#### Data extract

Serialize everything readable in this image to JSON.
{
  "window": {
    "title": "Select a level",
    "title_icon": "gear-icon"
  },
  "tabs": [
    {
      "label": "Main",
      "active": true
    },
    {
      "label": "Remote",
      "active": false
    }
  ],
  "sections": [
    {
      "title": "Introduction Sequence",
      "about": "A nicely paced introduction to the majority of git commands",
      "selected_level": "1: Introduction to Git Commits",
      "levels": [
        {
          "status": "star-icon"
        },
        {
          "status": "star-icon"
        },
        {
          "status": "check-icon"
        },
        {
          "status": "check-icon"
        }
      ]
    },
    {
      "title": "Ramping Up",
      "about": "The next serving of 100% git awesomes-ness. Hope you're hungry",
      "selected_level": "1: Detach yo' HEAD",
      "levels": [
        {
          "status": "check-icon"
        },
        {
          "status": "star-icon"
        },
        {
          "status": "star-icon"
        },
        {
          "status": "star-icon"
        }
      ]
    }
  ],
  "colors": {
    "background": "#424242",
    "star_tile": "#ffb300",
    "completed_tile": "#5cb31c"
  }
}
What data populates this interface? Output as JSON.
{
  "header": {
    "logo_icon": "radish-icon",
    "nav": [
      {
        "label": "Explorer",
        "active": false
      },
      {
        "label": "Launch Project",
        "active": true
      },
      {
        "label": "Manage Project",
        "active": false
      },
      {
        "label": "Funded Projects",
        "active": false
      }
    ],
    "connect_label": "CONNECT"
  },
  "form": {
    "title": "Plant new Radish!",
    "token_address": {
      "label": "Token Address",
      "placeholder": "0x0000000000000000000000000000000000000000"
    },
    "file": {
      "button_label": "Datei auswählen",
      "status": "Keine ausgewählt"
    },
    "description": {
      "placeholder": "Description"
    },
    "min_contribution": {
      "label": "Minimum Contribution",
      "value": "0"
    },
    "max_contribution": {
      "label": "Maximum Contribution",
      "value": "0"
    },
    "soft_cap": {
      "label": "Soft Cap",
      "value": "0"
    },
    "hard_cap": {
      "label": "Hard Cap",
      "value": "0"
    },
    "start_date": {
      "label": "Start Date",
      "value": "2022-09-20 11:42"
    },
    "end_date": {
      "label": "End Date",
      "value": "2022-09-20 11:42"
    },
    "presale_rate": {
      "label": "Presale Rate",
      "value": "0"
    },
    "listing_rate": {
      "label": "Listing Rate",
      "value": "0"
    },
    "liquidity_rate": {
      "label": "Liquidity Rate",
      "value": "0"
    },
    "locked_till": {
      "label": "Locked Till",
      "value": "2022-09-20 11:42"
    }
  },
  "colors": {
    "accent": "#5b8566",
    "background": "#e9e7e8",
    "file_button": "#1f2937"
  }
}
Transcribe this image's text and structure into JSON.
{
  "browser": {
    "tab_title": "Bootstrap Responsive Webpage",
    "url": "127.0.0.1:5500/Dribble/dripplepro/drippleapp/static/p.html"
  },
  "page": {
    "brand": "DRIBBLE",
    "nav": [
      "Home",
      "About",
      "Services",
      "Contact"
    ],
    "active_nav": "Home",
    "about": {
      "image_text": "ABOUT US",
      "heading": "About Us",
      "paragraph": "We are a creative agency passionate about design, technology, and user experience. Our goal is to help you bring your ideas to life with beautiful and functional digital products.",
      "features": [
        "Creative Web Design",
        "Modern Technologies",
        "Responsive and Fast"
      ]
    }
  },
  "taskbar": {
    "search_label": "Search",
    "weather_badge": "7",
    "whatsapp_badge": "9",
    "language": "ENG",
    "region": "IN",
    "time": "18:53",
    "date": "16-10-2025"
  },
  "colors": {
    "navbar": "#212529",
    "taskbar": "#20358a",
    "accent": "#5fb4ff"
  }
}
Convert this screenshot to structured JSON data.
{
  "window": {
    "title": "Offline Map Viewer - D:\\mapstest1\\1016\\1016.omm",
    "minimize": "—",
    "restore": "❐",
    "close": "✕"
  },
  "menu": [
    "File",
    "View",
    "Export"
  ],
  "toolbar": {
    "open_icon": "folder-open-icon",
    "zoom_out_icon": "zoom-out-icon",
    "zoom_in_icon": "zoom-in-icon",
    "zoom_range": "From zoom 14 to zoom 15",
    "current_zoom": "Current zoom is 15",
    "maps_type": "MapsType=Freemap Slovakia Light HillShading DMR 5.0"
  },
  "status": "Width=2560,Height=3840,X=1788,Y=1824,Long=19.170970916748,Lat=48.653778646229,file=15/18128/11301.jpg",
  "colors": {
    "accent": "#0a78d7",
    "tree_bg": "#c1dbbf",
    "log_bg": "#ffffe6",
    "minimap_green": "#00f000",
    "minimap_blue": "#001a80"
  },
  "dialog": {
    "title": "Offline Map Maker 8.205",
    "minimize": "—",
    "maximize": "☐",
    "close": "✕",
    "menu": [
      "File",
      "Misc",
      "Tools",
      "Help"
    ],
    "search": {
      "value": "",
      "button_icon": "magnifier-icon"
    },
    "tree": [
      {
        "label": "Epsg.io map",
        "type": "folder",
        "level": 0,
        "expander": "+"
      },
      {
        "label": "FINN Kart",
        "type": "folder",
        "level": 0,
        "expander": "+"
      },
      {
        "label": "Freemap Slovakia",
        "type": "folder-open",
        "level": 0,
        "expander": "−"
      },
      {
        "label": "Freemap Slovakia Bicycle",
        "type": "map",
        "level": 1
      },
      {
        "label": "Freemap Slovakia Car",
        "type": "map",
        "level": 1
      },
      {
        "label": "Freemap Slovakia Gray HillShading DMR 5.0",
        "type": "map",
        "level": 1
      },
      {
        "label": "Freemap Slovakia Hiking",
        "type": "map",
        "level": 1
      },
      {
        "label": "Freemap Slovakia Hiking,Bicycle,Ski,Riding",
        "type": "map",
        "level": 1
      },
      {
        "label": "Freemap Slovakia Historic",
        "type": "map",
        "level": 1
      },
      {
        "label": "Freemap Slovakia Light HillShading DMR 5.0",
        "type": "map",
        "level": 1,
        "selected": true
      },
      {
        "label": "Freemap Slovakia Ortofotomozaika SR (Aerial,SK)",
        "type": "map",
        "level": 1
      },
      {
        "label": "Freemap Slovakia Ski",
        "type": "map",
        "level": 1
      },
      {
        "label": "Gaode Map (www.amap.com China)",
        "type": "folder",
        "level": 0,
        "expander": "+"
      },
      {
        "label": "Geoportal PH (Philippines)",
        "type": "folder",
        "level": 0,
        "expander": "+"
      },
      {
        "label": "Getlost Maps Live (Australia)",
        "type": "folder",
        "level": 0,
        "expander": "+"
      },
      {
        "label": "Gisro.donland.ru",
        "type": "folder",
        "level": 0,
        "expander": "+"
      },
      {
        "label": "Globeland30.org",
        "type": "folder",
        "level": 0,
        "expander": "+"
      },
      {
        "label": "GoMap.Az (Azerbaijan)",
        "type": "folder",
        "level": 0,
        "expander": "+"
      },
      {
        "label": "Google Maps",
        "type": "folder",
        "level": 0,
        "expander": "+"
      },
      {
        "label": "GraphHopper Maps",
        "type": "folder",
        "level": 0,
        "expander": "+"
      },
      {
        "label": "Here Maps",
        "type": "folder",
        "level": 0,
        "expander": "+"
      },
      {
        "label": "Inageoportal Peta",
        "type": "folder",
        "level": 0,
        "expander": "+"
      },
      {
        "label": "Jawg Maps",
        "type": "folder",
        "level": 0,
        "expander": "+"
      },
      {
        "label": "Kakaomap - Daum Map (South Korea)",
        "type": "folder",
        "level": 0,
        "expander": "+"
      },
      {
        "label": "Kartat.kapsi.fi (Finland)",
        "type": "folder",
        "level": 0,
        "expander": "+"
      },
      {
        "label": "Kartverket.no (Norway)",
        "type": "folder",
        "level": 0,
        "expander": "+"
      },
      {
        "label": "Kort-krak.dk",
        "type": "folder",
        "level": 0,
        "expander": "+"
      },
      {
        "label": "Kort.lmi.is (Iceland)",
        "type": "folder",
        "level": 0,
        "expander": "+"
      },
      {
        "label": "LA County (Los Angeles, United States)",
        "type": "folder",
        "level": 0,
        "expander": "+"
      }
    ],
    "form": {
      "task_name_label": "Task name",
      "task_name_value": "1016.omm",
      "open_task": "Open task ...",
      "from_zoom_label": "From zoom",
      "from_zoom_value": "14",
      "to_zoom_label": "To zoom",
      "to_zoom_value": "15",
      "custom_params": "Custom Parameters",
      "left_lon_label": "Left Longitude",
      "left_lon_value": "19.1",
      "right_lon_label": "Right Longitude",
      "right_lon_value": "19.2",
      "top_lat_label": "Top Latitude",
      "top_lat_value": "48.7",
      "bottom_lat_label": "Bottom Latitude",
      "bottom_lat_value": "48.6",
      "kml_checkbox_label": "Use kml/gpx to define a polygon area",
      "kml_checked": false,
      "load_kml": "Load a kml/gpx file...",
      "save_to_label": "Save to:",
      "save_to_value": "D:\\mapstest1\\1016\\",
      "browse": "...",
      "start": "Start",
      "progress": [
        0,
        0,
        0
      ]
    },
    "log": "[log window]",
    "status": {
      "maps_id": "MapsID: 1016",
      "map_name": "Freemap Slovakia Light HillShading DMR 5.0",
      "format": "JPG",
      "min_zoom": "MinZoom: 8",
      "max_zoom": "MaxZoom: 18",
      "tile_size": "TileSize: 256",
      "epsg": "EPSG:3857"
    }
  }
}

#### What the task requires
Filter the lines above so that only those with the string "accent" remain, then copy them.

#### Exercise response
    "accent": "#5b8566",
    "accent": "#5fb4ff"
    "accent": "#0a78d7",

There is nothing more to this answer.